• **Assigned task**
Where in the data does the word "message" appear? Find those lines and copy them.
---
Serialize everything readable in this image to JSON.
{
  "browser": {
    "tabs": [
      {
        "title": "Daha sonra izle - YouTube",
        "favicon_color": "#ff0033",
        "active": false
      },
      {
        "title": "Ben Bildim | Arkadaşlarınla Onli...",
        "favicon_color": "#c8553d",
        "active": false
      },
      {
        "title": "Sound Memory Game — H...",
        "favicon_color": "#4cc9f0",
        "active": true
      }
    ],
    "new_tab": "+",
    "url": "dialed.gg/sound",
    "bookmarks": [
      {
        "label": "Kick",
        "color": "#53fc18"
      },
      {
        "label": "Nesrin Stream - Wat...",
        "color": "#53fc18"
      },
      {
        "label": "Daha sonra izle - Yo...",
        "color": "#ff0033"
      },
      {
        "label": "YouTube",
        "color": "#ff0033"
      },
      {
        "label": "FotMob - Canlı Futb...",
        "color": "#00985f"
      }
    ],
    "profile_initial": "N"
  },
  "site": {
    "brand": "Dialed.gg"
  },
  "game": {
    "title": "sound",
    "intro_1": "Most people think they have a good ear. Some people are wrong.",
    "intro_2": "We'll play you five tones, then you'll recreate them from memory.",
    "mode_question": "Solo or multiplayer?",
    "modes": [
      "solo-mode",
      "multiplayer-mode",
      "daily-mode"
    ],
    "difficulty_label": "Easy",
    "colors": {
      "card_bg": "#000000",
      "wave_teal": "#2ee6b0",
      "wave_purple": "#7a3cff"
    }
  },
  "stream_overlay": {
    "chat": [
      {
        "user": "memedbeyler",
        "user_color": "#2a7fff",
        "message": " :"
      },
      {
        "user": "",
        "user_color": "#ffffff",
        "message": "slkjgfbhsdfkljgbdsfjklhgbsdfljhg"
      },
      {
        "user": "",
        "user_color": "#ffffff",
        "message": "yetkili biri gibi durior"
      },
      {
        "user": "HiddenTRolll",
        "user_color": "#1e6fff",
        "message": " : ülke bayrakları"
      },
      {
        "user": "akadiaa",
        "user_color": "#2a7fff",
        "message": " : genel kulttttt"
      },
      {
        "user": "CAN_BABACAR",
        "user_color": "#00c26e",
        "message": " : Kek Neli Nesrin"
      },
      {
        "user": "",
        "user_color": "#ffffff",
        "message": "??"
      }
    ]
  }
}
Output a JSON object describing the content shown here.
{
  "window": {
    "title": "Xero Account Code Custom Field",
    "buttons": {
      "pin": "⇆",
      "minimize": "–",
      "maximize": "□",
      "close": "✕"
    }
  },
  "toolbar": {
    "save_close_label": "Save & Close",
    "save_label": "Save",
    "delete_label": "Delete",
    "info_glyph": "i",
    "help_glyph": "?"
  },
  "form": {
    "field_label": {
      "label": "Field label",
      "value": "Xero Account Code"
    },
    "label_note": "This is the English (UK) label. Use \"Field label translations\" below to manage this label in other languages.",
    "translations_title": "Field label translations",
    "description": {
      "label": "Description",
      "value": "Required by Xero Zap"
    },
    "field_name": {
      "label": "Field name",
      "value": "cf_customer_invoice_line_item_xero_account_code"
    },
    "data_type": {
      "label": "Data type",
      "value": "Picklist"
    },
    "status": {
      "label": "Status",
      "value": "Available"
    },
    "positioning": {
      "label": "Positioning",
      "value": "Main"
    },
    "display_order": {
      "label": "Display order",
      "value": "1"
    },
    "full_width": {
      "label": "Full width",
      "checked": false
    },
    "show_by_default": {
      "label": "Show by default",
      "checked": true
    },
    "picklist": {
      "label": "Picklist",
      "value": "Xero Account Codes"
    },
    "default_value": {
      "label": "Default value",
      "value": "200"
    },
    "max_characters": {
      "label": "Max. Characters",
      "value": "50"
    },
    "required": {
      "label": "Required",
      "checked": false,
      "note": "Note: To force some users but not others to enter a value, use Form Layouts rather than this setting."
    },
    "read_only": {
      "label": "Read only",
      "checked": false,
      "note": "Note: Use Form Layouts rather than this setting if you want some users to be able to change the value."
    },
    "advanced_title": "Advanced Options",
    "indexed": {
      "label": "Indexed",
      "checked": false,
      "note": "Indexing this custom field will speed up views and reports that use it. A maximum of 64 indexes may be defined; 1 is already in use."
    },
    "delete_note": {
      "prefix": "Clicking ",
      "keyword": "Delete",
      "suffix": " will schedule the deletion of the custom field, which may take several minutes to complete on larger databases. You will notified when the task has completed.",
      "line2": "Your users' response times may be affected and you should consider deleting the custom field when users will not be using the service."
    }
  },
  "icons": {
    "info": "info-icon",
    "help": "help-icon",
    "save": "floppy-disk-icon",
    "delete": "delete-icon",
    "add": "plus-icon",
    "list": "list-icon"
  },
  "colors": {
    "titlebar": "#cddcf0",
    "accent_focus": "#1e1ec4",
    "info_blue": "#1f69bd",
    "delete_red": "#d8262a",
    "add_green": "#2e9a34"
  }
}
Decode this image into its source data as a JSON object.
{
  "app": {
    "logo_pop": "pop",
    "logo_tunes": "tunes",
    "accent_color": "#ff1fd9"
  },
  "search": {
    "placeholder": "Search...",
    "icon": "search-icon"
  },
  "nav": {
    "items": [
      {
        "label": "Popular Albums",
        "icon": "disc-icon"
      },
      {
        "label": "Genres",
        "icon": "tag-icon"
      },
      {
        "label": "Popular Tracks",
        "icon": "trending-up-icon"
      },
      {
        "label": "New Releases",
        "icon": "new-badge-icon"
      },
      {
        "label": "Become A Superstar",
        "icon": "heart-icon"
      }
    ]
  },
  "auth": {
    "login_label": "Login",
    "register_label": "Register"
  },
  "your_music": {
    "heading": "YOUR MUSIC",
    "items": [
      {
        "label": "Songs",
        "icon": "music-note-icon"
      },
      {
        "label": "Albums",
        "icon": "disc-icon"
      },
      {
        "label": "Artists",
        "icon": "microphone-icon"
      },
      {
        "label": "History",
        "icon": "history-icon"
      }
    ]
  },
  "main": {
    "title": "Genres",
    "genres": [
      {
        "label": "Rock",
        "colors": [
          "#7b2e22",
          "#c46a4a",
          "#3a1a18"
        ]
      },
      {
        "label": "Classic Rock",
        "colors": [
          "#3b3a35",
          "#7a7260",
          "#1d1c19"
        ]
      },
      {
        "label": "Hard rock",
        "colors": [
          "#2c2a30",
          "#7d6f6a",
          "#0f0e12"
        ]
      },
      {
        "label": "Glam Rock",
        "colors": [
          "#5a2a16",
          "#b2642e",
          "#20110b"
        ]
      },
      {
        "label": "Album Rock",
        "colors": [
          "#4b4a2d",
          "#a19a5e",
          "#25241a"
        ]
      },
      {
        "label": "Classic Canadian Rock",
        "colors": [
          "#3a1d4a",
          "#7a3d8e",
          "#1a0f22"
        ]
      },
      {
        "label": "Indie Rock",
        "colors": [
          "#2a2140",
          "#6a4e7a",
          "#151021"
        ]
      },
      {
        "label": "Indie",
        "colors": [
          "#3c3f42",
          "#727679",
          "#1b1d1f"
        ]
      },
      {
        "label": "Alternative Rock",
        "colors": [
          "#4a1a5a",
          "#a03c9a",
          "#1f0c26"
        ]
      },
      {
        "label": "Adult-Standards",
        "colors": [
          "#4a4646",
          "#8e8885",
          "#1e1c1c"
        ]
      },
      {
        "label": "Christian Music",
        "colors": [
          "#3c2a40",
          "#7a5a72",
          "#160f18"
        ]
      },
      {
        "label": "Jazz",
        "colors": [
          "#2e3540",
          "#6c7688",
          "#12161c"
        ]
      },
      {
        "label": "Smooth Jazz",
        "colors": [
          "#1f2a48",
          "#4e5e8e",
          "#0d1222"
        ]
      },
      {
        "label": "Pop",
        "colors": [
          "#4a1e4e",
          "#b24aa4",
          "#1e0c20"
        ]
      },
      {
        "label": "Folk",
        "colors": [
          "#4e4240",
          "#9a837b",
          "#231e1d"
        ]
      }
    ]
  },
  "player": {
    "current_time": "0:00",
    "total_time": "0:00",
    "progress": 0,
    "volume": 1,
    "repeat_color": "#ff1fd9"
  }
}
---
• **Output for this exercise**
        "message": " :"
        "message": "slkjgfbhsdfkljgbdsfjklhgbsdfljhg"
        "message": "yetkili biri gibi durior"
        "message": " : ülke bayrakları"
        "message": " : genel kulttttt"
        "message": " : Kek Neli Nesrin"
        "message": "??"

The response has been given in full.